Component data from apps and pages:

-----

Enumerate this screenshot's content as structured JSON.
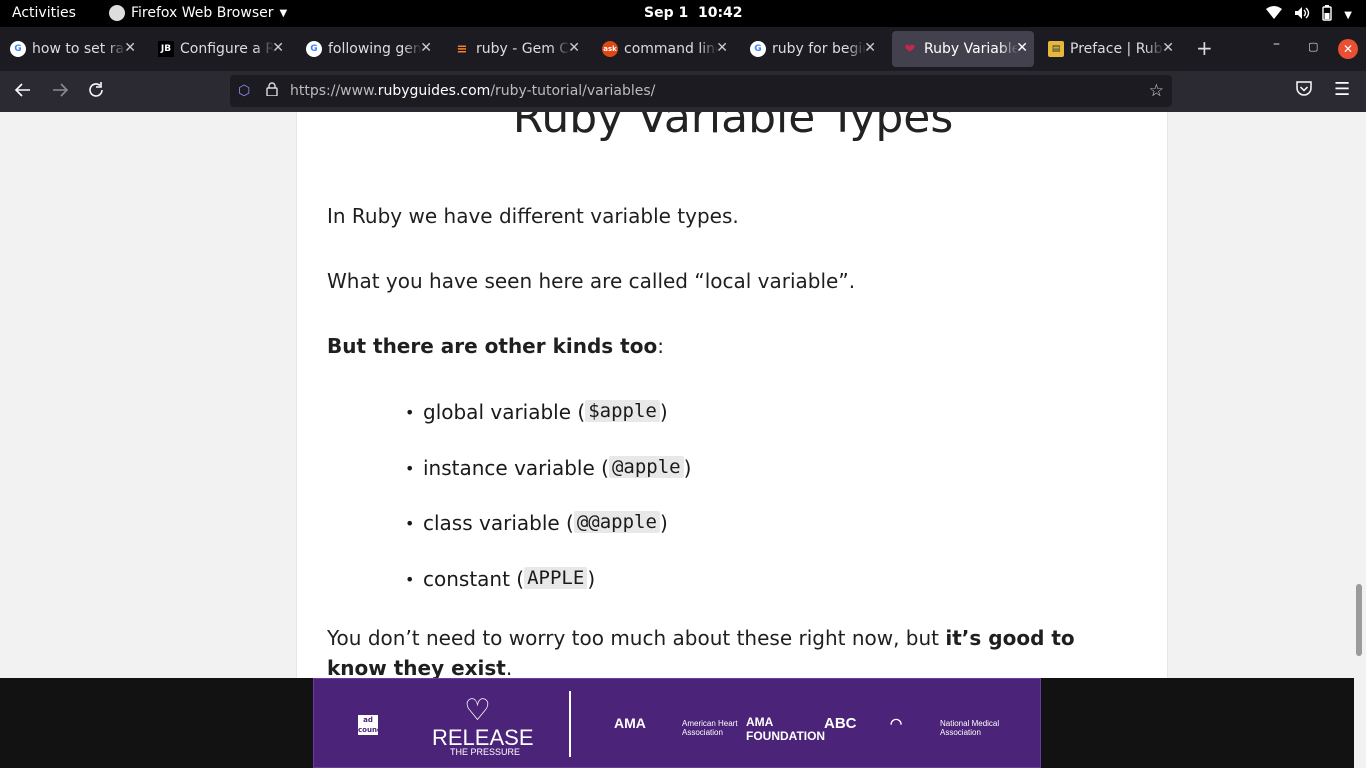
{
  "system_bar": {
    "activities": "Activities",
    "app_name": "Firefox Web Browser",
    "date": "Sep 1",
    "time": "10:42"
  },
  "tabs": [
    {
      "title": "how to set rai",
      "favicon": "google-icon",
      "favicon_color": "#ffffff",
      "active": false
    },
    {
      "title": "Configure a R",
      "favicon": "jetbrains-icon",
      "favicon_color": "#000000",
      "active": false
    },
    {
      "title": "following gen",
      "favicon": "google-icon",
      "favicon_color": "#ffffff",
      "active": false
    },
    {
      "title": "ruby - Gem Co",
      "favicon": "stackoverflow-icon",
      "favicon_color": "#f48024",
      "active": false
    },
    {
      "title": "command line",
      "favicon": "askubuntu-icon",
      "favicon_color": "#dd4814",
      "active": false
    },
    {
      "title": "ruby for begin",
      "favicon": "google-icon",
      "favicon_color": "#ffffff",
      "active": false
    },
    {
      "title": "Ruby Variable",
      "favicon": "rubyguides-icon",
      "favicon_color": "#b5244a",
      "active": true
    },
    {
      "title": "Preface | Ruby",
      "favicon": "book-icon",
      "favicon_color": "#e5b83c",
      "active": false
    }
  ],
  "address_bar": {
    "url_prefix": "https://www.",
    "url_domain": "rubyguides.com",
    "url_path": "/ruby-tutorial/variables/"
  },
  "article": {
    "heading": "Ruby Variable Types",
    "para1": "In Ruby we have different variable types.",
    "para2": "What you have seen here are called “local variable”.",
    "para3_bold": "But there are other kinds too",
    "para3_tail": ":",
    "list": [
      {
        "label": "global variable (",
        "code": "$apple",
        "close": ")"
      },
      {
        "label": "instance variable (",
        "code": "@apple",
        "close": ")"
      },
      {
        "label": "class variable (",
        "code": "@@apple",
        "close": ")"
      },
      {
        "label": "constant (",
        "code": "APPLE",
        "close": ")"
      }
    ],
    "para4_start": "You don’t need to worry too much about these right now, but ",
    "para4_bold": "it’s good to know they exist",
    "para4_end": "."
  },
  "ad": {
    "ad_council": "ad council",
    "release": "RELEASE",
    "pressure": "THE PRESSURE",
    "sponsors": [
      "AMA",
      "American Heart Association",
      "AMA FOUNDATION",
      "ABC",
      "National Medical Association"
    ]
  }
}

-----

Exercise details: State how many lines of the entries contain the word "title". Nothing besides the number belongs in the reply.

Exercise response: 8